4-1 : Layouts... what makes them, what kills them
What is a Graphic Design?
I guess the first thing to think about is, "What is a graphic design?". It sounds easy enough. A graphic image that was designed by somebody? Think about what a graphic design is used for. Its first purpose is to convey some kind of message. We're not talking about creating a work of art, but something as common as a postcard or a flyer or a brochure or a billboard. A graphic design can be something as simple as a child's handwritten lost puppy poster or as complex as a multimillion advertising campaign. These days, we're bombarded by graphic images daily. Think about what stands out as cool, interesting and stunning. Consider what looks ugly, dated or sends the wrong message.
What makes a good design? First and foremost, it must convey the message it was designed for. Secondly, it must be clear enough to give that message. It should also be representative of the business or person that it represents. Imagine Iron Maiden
album art on a Celine Dion
album or vice versa. Maybe a combination of the two?
So here you can see that one design is good for one message, and another design works for a different message. When starting a design, you need to know what kind of feeling you want to put out there. It will represent you or your client or your boss. Everything from the images to the fonts will need to be considered.

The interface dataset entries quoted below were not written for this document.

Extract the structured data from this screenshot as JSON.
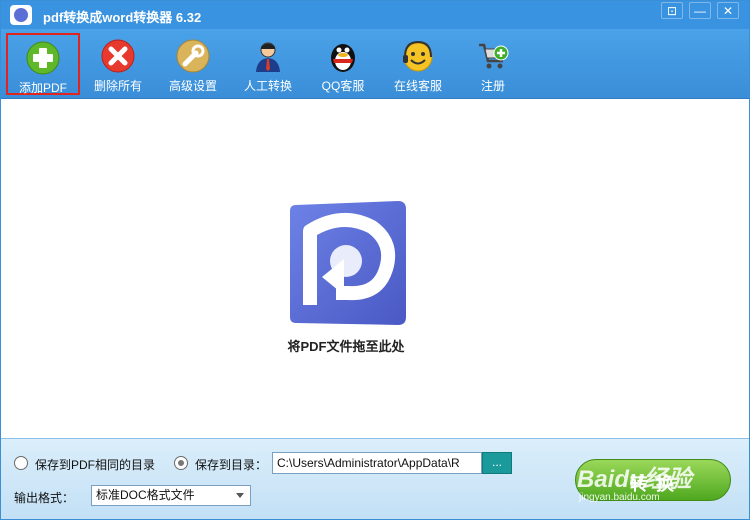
{
  "window": {
    "title": "pdf转换成word转换器 6.32",
    "buttons": [
      "⊡",
      "—",
      "✕"
    ]
  },
  "toolbar": {
    "items": [
      {
        "label": "添加PDF",
        "icon": "add-plus-icon",
        "selected": true
      },
      {
        "label": "删除所有",
        "icon": "delete-x-icon"
      },
      {
        "label": "高级设置",
        "icon": "wrench-icon"
      },
      {
        "label": "人工转换",
        "icon": "person-icon"
      },
      {
        "label": "QQ客服",
        "icon": "qq-penguin-icon"
      },
      {
        "label": "在线客服",
        "icon": "headset-smiley-icon"
      },
      {
        "label": "注册",
        "icon": "cart-plus-icon"
      }
    ]
  },
  "main": {
    "drop_text": "将PDF文件拖至此处"
  },
  "bottom": {
    "radio_same_dir": "保存到PDF相同的目录",
    "radio_custom_dir": "保存到目录：",
    "path_value": "C:\\Users\\Administrator\\AppData\\R",
    "browse_label": "...",
    "format_label": "输出格式：",
    "format_value": "标准DOC格式文件",
    "convert_label": "转换"
  },
  "watermark": {
    "logo": "Baidu经验",
    "url": "jingyan.baidu.com"
  },
  "colors": {
    "titlebar": "#3a93e0",
    "toolbar": "#4aa2e8",
    "accent_green": "#4fa81f",
    "selected_border": "#e0251f",
    "logo_blue": "#5b6fd6"
  }
}
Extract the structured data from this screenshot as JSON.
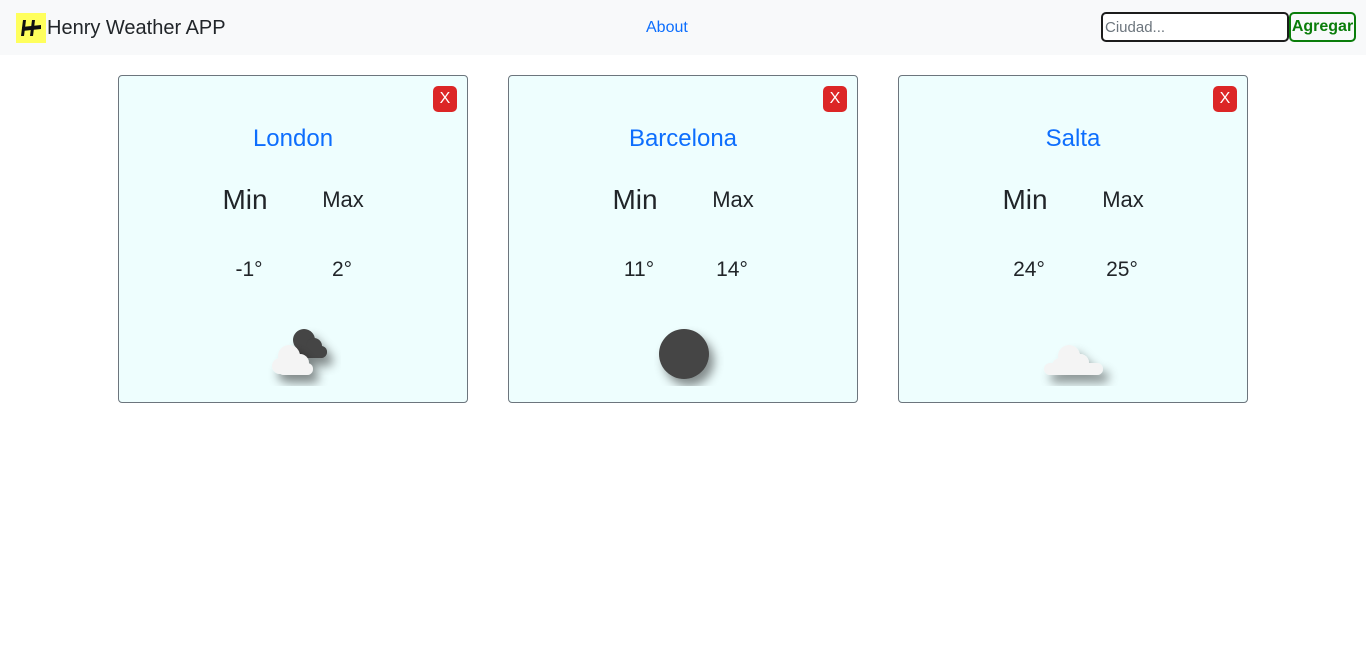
{
  "header": {
    "brand": "Henry Weather APP",
    "about_label": "About",
    "search_placeholder": "Ciudad...",
    "search_value": "",
    "add_label": "Agregar"
  },
  "colors": {
    "navbar_bg": "#f8f9fa",
    "logo_bg": "#ffff5c",
    "link": "#0d6efd",
    "add_button": "#0a7d0a",
    "close_button": "#dc2626",
    "card_bg": "#eefefe"
  },
  "cards": [
    {
      "city": "London",
      "close_label": "X",
      "min_label": "Min",
      "max_label": "Max",
      "min": "-1°",
      "max": "2°",
      "icon": "broken-clouds-icon"
    },
    {
      "city": "Barcelona",
      "close_label": "X",
      "min_label": "Min",
      "max_label": "Max",
      "min": "11°",
      "max": "14°",
      "icon": "clear-night-moon-icon"
    },
    {
      "city": "Salta",
      "close_label": "X",
      "min_label": "Min",
      "max_label": "Max",
      "min": "24°",
      "max": "25°",
      "icon": "cloud-icon"
    }
  ]
}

What makes a bad design? Think of a magazine ad from the 60's. They looked great then, but we laugh at them today. Will the designs of 2010 look silly in 10 years time? Who knows, but design styles change. If you are designing something to be modern, you better know what the trends are. If you are looking for something timeless, it can be good to avoid the latest trends.

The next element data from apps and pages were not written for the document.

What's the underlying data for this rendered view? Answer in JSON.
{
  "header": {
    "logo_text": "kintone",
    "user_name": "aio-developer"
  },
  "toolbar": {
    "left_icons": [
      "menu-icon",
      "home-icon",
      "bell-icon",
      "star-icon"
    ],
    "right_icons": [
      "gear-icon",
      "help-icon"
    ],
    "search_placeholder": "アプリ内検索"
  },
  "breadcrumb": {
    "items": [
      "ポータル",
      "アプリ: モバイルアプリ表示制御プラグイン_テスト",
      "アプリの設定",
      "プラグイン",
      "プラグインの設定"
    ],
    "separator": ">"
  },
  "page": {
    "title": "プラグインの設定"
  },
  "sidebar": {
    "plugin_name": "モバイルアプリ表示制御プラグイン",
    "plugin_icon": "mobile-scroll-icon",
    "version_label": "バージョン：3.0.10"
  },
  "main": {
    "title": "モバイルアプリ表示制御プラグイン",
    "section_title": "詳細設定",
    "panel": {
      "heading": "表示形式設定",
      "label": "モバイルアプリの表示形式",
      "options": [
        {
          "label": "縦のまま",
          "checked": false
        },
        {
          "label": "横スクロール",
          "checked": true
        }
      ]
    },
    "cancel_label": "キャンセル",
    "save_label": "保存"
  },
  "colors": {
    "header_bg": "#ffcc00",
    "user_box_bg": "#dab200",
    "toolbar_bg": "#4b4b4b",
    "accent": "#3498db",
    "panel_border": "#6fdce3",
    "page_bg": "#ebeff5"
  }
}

My, how times have changed. So has design.
This level of the course will take you through exercises that create different types of design. You'll see what goes into a poster or a website and get you started on making great designs of your own. We'll also help guide you from some of the common pitfalls that new designers might make. I know that I look back at some of my early work and just shudder!

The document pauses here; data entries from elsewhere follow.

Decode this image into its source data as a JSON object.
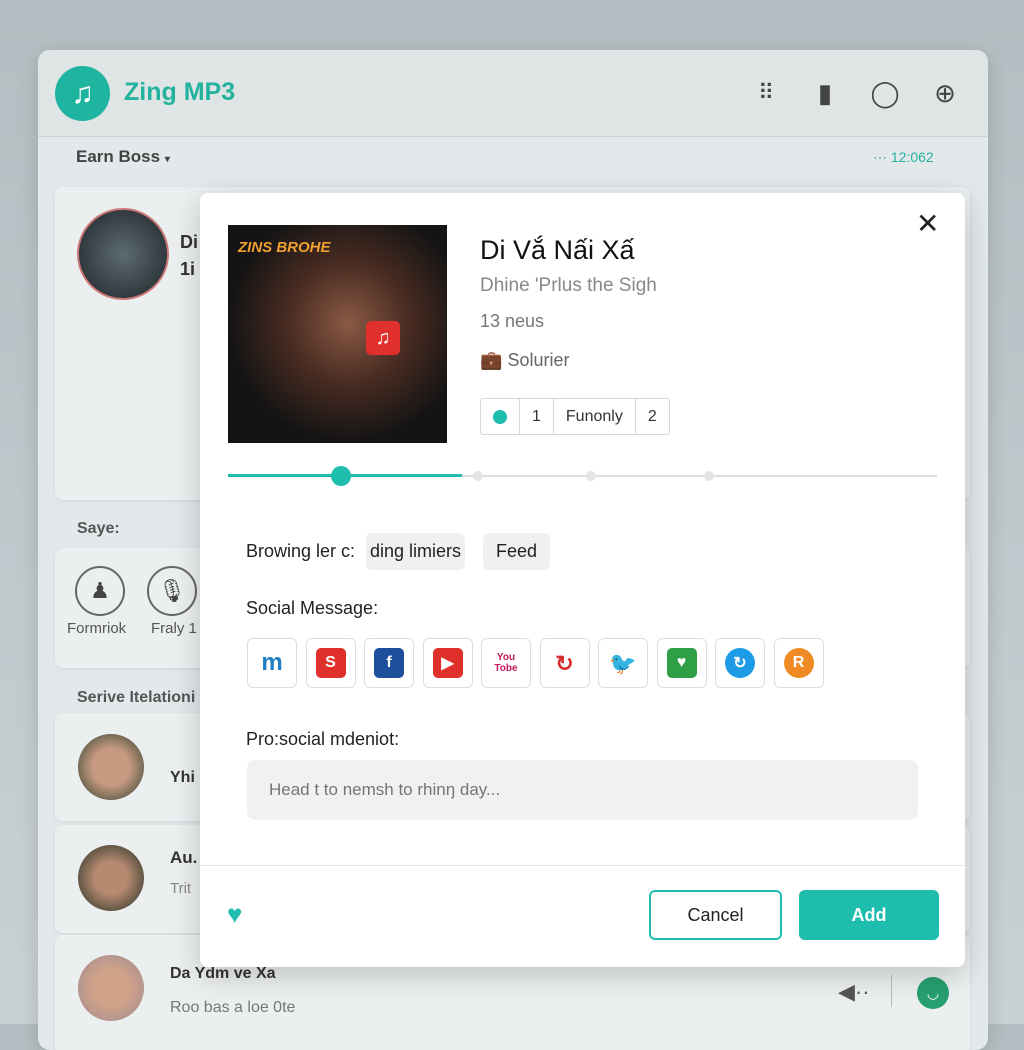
{
  "app": {
    "title": "Zing MP3",
    "header_icons": [
      "grid-icon",
      "equalizer-icon",
      "chat-icon",
      "add-circle-icon"
    ]
  },
  "subheader": {
    "title": "Earn Boss",
    "right_text": "12:062"
  },
  "background": {
    "profile": {
      "name": "Di",
      "sub": "1i"
    },
    "section_saye": "Saye:",
    "saye_items": [
      {
        "label": "Formriok",
        "icon": "person-icon"
      },
      {
        "label": "Fraly 1",
        "icon": "microphone-icon"
      }
    ],
    "section_relations": "Serive Itelationi",
    "list": [
      {
        "name": "Yhi",
        "sub": ""
      },
      {
        "name": "Au.",
        "sub": "Trit"
      },
      {
        "name": "Da Ydm ve Xa",
        "sub": "Roo bas a loe 0te"
      }
    ]
  },
  "modal": {
    "art_text": "ZINS BROHE",
    "title": "Di Vắ Nấi Xấ",
    "subtitle": "Dhine 'Prlus the Sigh",
    "count": "13 neus",
    "category": "Solurier",
    "segments": [
      "1",
      "Funonly",
      "2"
    ],
    "progress_percent": 16,
    "browsing_label": "Browing ler c:",
    "chips": [
      "ding limiers",
      "Feed"
    ],
    "social_label": "Social Message:",
    "social_icons": [
      {
        "name": "m-icon",
        "color": "#1f7fc4"
      },
      {
        "name": "app-red-icon",
        "color": "#e0302b"
      },
      {
        "name": "facebook-icon",
        "color": "#1e4f9c"
      },
      {
        "name": "youtube-icon",
        "color": "#e0302b"
      },
      {
        "name": "youtube-text-icon",
        "color": "#c2185b"
      },
      {
        "name": "arrows-icon",
        "color": "#d32f2f"
      },
      {
        "name": "twitter-icon",
        "color": "#5fb3ea"
      },
      {
        "name": "heart-chat-icon",
        "color": "#2e9e47"
      },
      {
        "name": "sync-icon",
        "color": "#1e9be6"
      },
      {
        "name": "r-icon",
        "color": "#f08a24"
      }
    ],
    "social_texts": [
      "m",
      "S",
      "f",
      "▶",
      "You\nTobe",
      "↻",
      "🐦",
      "♥",
      "↻",
      "R"
    ],
    "message_label": "Pro:social mdeniot:",
    "message_placeholder": "Head t to nemsh to rhinŋ day...",
    "cancel": "Cancel",
    "add": "Add"
  },
  "colors": {
    "accent": "#1ebdae"
  }
}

While you are working on this level, take time to examine some of the graphic designs that surround you. Think about the message, the look - and if you feel that you know about the product being pushed. Graphic design doesn't have to be practical like Product Design. It has to fit the format it's used in, but you are going for a 'gut' feeling here. You are reaching for emotions that will get a response from the viewer.
But remember - don't overdo it!
These days more than ever, the concept of corporate identity is important. Companies have brand and a logo and a 'look' that permeates throughout all of their marketing and other aspects of their business. Changing a logo means changing all the signs, letterheads, advertising, name badges - everything. Think of what happens when Bank of America buys another bank; what needs to be changed?
When starting out, you won't likely be working on a Bank of America advertising account, but you could be designing your own website, logo, business card and letterhead. When designing, you want to think about how these items work together to send the same message. Later tutorials will explain how an image has to look good in color AND black and white. A logo that looks good on a computer screen might not be able to be screen printed easily. All of these thoughts need to go in your head when first start working on more than a simple one time design.
We are surrounded by graphic design and will be forever. If you want your design to stand out, it will take some knowledge and it will take some effort. You will need to know the message and the audience that it's intended for. Have a look at how we used design in a recent project and you'll get and idea of how it all has to tie together as well.
Have a look at some bad designs and some good designs.
Check some online portfolios of graphic designers